In lieu of an abstract, here is a brief excerpt of the content:

138 SHOFAR Spring 1994 Vol. 12, No.3 of Judah. But terms such as i''l"1~jj, VW'l and the pair ~~WO-i11in (translated by Haak as "law and order") do not necessarily point to the king or his responsibilities, except within a framework of interpretation that already presupposes, or at least favors, a monarchic dating and a "politico-monarchic" focus for the book. Because premises cannot be presented as conclusions, Haak has not shown, in my opinion, that the Book of Habakkuk in its present fonn is most likely from the monarchic period, that it accurately reflects the historical persona of the prophet, or that the message of the book to its first audience dealt with the return ofJehoahaz to power. Haak has (only) shown that it is possible to read the Book of tenns of a latemonarchic political framework. Notwithstanding these or other reservations, Haak's Habakkuk is an important piece of scholarship. It is a must-read for anyone who is interested in the Book of Habakkuk and prophetic literature in general. Its author should be commended. This reviewer for one is looking forward to reading additional contributions by Haak to the study of prophetic literature. Ehud Ben Zvi Department of Religious Studies University of Alberta Zion's Final Destiny: The Development of the Book of Isaiah, A Reassessment of Isaiah 36-39, by Christopher R. Seitz. Minneapolis: Fortress Press, 1991. 228 pp. $24.95. The title and subtitles of this book are a good reflection of it. On the one hand, Seitz's main thesis is that "the Book of Isaiah grew out of a concern to understand and then adumbrate Zion's final destiny" (p. x). On the other hand, most of the book consists of an analysis of Isaiah 36-39. The tension between the two subtitles is resolved by Seitz'S claim that the Hezekiah-Isaiah narratives (Le., Isaiah 36-38) playa pivotal role "in the growth of the Book of Isaiah, bringing First Isaiah traditions to their culmination, while at the same 'time raising theological issues (esp. concerning Zion) only subsequently worked through in the context of Second Isaiah chapters" (p. 208). (As for Isaiah 39, see below.) Seitz clearly challenges many widely accepted positions and proposes alternative conclusions. Among these conclusions are the following: Book Reviews 139 (a) The so-called account B (Isaiah 36-37/2 Kgs 18:13, 17-19:37) is a unified composition which in its present form (Le., in its entirety) dates to the first decades of Manasseh's reign, not much later than the death of Sennacherib in 681 B.C.E. "The pedagogical target" of Isaiah 36-37 (38) was not "the average citizen," but the royal house, and more specifically, "young Manasseh" (p. 101). Seitz also rejects the "traditional" distinction between Bl and B2, claiming that the present narrative comes from a gradual "tradition process" whose beginning is most likely "an extended oral legend going back to the miraculous events of 701 themselves" (p. 95). Moreover, Seitz states that "no one would have been in a better position to recall and preserve the original 701 traditions, ultimately shaping them into their present, carefully structured form, than the circles associated with the triad of Eliakim, Shebna, and Joah-steward, scribe, and record keeper." He continues, "It is a further question whether circles associated with this same 'contingent of Hezekiah' also had the responsibility for redactional activity beyond the narrower context of the HezekiahIsaiah narratives, in an emerging Proto-Isaiah collection" (p. 115). (b) As for the report of "YHWH's angel" making an assault on the Assyrians (Isa 37-36), it belongs to the narrative, and "since this event [Le., the assault], strictly speaking, goes beyond the oracles at 37:7 and 37:29, which focus on the return of Sennacherib as well as his death in 'his own land' (37:7), it probably speaks to a matter whose source lies in historical events-however one accounts for the large number reported slain (185,000)" (p. 95). (c) Seitz admits that the language of the "mocking song" (Isa 37:22-29) resembles that of Deutero-Isaiah, but claims that the...
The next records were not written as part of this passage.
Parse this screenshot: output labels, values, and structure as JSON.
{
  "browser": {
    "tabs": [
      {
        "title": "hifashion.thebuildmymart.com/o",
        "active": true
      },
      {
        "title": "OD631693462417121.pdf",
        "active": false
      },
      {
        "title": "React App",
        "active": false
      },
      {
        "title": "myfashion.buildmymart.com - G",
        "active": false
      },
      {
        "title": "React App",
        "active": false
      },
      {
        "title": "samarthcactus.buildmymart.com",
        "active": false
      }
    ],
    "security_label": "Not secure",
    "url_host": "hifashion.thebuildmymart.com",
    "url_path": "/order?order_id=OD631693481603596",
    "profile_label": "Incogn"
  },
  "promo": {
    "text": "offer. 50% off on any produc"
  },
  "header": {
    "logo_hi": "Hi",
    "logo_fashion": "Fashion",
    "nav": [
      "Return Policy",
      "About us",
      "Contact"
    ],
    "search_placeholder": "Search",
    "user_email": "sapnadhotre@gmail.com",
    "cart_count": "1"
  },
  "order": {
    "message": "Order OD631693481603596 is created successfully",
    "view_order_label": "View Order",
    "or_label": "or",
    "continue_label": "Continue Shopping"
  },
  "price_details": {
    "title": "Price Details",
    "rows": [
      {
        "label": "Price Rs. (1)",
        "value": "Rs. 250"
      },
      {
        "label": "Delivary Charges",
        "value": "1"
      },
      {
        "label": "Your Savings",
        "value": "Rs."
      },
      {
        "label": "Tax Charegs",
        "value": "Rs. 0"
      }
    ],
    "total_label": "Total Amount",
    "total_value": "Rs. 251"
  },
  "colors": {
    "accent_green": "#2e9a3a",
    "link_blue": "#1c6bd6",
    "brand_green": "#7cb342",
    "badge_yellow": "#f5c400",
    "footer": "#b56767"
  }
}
Additional Information

Print ISSN
pp. 138-142
Launched on MUSE
Open Access
Back To Top

This website uses cookies to ensure you get the best experience on our website. Without cookies your experience may not be seamless.